Dear Everyone, First, thanks to all the people who got up early in the morning to join the shiur, and to all the new members as well as to returning members. Today we saw that even though the mitzvah of Tekiat Shofar has been performed by the Jewish people for thousands of years, different methods of performing the mitzvah have evolved. In our own time there are at (at least) two customs regarding the “shvarim”- whether to blow 3 unmodulated tones (“toooo-toooo-toooo”) or three modulated tones (toorooh-toorooh-toorooh). These two customs can be traced back to the Ritvah and the Ramban. About 1500 years ago the Gemarah says that the leader of the Jews in Eretz Yisrael, Rabbi Avahu, initiated the practice of sounding not only the already known “shvarim” and “teruah” but a new, previously unknown combination of the two, “shvarim-teruah.” Why, or even how, could Rabbi Avahu institute a new way to perform a mitzvah which had been performed by the entire people for thousands of years?
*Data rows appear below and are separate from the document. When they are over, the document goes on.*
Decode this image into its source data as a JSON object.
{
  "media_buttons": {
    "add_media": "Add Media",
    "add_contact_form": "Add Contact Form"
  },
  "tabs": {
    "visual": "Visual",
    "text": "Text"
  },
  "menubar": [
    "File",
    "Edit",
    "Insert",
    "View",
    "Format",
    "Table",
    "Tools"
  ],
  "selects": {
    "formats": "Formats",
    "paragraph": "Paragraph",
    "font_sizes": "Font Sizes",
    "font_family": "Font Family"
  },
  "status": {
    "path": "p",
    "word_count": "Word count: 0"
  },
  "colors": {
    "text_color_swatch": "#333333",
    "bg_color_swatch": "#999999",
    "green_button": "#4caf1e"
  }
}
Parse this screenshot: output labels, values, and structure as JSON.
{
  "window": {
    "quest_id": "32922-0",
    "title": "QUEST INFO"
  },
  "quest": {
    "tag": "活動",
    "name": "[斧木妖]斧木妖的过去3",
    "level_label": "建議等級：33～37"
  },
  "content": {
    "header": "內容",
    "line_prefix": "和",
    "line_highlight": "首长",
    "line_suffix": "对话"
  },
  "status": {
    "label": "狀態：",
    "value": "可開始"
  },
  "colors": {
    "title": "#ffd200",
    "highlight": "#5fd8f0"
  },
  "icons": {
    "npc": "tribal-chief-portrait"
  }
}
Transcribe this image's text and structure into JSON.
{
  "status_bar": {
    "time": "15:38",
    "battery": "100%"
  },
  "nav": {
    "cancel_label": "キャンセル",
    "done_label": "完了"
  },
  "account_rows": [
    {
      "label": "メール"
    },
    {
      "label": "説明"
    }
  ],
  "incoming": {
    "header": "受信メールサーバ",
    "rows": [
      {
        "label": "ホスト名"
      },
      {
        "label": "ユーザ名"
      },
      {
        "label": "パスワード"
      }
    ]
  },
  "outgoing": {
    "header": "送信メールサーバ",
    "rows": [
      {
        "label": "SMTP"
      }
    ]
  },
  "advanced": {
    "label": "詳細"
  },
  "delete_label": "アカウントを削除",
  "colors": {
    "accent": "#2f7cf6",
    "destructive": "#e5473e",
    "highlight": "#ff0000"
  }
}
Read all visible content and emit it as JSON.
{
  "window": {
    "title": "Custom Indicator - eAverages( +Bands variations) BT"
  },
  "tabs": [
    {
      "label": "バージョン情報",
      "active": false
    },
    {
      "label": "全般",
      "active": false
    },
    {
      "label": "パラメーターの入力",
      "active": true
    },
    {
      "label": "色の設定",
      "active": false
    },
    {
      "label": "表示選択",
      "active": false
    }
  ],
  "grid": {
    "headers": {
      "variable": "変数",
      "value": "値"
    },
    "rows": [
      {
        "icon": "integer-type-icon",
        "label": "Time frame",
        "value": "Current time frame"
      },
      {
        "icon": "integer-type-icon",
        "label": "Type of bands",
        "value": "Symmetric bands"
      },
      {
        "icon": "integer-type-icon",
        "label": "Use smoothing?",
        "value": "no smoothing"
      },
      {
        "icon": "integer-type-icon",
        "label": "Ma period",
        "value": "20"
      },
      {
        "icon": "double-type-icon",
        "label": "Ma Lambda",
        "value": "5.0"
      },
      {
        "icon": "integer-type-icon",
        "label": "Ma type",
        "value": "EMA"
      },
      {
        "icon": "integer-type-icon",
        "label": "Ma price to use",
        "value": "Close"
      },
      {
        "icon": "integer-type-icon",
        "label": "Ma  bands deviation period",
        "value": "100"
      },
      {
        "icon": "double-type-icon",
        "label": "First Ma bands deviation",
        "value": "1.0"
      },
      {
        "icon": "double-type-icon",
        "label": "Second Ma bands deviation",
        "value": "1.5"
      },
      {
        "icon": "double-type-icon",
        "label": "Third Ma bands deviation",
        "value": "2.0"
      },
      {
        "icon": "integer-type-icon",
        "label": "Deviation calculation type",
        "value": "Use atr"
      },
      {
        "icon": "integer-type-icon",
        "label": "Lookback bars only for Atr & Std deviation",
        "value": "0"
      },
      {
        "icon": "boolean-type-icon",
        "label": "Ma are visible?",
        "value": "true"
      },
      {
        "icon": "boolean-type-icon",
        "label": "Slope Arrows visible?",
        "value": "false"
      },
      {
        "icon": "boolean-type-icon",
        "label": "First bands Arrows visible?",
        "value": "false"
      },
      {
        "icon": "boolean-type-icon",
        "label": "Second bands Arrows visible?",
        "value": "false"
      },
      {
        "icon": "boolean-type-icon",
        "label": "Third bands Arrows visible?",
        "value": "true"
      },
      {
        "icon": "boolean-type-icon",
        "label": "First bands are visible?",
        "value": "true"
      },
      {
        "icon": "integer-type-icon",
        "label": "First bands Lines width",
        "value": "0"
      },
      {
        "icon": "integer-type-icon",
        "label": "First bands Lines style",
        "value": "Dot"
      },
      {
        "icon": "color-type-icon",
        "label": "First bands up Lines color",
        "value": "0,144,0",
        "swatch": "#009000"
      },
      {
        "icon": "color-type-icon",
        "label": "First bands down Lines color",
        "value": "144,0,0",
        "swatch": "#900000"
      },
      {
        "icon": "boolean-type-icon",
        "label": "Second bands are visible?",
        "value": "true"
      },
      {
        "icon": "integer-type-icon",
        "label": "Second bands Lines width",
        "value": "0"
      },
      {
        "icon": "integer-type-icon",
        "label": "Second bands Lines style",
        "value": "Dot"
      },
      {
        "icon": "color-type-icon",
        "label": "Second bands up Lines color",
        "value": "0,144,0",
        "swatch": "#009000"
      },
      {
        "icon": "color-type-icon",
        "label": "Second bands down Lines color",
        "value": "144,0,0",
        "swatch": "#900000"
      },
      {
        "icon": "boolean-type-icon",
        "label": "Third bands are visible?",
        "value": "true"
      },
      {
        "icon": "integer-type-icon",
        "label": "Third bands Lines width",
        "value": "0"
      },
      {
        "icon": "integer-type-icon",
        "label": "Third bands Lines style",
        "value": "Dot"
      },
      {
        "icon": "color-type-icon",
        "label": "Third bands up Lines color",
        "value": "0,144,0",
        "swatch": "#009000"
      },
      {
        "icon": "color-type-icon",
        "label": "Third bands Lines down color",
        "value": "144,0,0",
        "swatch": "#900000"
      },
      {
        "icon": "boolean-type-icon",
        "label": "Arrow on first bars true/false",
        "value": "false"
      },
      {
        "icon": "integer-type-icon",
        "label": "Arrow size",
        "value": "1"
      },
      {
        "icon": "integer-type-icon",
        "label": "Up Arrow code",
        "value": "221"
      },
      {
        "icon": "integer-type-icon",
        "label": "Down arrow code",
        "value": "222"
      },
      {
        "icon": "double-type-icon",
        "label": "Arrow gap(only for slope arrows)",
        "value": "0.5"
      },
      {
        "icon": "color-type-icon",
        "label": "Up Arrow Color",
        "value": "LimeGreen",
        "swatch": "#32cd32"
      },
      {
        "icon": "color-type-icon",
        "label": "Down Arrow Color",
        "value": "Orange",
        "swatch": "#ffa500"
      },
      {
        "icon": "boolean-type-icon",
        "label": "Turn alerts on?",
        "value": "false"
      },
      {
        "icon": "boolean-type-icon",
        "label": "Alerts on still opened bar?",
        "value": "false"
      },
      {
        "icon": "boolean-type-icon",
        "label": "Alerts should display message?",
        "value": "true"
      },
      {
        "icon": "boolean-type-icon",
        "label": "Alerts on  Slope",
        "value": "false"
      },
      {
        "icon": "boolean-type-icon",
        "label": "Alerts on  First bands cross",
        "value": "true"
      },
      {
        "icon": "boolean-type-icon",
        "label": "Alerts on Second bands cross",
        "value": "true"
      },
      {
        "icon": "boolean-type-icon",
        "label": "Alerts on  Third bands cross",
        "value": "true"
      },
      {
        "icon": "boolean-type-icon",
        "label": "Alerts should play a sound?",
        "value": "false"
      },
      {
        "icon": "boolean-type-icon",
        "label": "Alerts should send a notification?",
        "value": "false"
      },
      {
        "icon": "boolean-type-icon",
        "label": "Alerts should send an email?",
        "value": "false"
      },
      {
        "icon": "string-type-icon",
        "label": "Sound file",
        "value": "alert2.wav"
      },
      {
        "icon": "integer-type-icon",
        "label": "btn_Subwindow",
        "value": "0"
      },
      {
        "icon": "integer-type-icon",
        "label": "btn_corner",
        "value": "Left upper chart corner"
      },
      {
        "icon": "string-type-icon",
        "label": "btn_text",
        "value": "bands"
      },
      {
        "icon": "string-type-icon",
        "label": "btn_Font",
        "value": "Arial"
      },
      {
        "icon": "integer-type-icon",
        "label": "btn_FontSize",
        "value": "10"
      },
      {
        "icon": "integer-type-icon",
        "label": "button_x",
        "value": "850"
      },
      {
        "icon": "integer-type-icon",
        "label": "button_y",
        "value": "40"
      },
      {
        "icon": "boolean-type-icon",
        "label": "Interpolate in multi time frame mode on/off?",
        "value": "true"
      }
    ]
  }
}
We saw two answers to this question. The Ritvah, quoting Rav Hai Gaon, said that all three methods of blowing shofar are equally acceptable. However, many lay-people thought that the methods of blowing shofar are mutually exclusive- only one method could be correct. Rabbi Avahu legislated that all three methods should be practiced by all communities with the aim of minimizing arguments . Rav Dessler explains the matter differently. Rav Dessler differentiates between “Halacha” and “custom.” Halacha cannot be questioned. By “Halacha” Rav Dessler means any law whose provenance is unquestionable. For example, the Gemarah says that the straps of our tefillin must be black. The statement is unambiguous; so our tefillin straps are black. However there are many mitzvot which we perform every day ( or every year) but nonetheless not all the details of their performance are firmly based on clear sources. In these cases Rav Dessler says that scholars are REQUIRED to analyze these details critically and if their analyses of these details lead them to the conclusion that current practice is wrong, then they must follow their analyses and abandon the current practice. According to Rav Dessler this is the reason that Rabbeinu Tam felt the need to abandon the method that his grandfather, Rashi, had for writing Tefillin. I think that this may also explain why Rabbi Avahu felt obligated to re-examine how the shofar was being blown in his time and felt bound to introduce the shvarim-teruah.
Halachot of Tekiat Shofar: Lesson 2
Hello Everyone, Today we studied the laws about fasting on Rosh Hashanah. There are two opinions about this; one opinion is that fasting is a good thing to do not only on Rosh Hashanah but on Shabbat Shuva as well. The other opinion is that Rosh Hashnah is like any other holiday when fasting is forbidden. The Netivot Shalom ( the Rebbe of Slonim zt”l) explains the two aspects of Rosh Hashanah. Rosh Hashanah is not a Day of Judgement as usually understood. Rather it is the day when Hashem renews the Creation and He views all the objects on Earth to see how they can help or hinder progress on Earth. This is truly a solemn process. But Rosh Hashanah is also the day that Hashem renews His covenant with the Jewish people. So for the individual, Rosh Hashanah is a day for serious reflection. But individuals need to remember that they are part of a nation that has a covenant with Hashem and on the day that the covenant is renewed the Jewish people should rejoice. Shanah Tovah to everyone.
Rabbi Dr. Stuart Fischman graduated from Yeshiva University in 1980 and the dental school of Columbia University in 1985. In 1989 he began studying and teaching at Yeshivat Hamivtar and now studies and teaches at Yeshivat Machanaim in Efrat. He has rabbinic ordination from Rav Zalman Nechemia Goldberg.